This finding is raising doubts over UK government policies that target fatter children only when they start their school years. The researchers have asked for new policies to target children in pre-school who are overweight.
In England about a quarter of kids aged four to five are overweight. Of those children about 10 per cent are considered obese, which is a medical danger.
Experts blame the standard diet in England for the vast numbers of fat children. Diets high in salt, fat, sugar and easy to prepare processed foods added with unhealthy eating habits of parents are to blame.
The journal Paediatrics published the recent findings from the EarlyBird study of 233 children from birth to puberty. Those findings were presented Wednesday to ministers.
The average weight of a newborn in the UK is much the same as 25 years ago. That can not be said of the average weight of children hitting puberty. Most of the additional weight was put on before the age of five. Birth weight is not an indicator of what a child will weigh at 9 but the weight at the age of five is.
The Daily Mail reports:
Lead researcher Professor Terry Wilkin, of Plymouth’s Peninsula Medical School, said: ‘When they reach five, the die seems to be cast, at least until the age of puberty.’
The good news is that obesity can be treated fairly quickly. It’s one of the few serious medical problems that can.
The Department of Health said: ‘We have made obesity prevention, nutrition and physical activity a priority in the updated Child Health Promotion Programme.

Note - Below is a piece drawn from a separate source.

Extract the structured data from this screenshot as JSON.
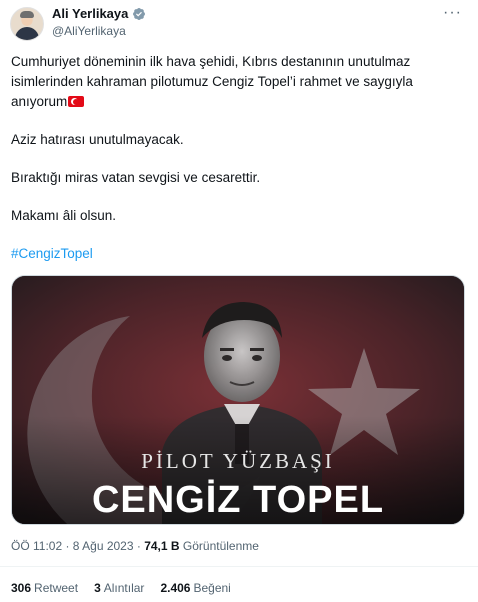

‘In addition, the Healthy Start scheme provides vouchers to put towards the cost of milk, fresh fruit and vegetables or infant formula to around half a million pregnant women and children under four in low income and disadvantaged families.’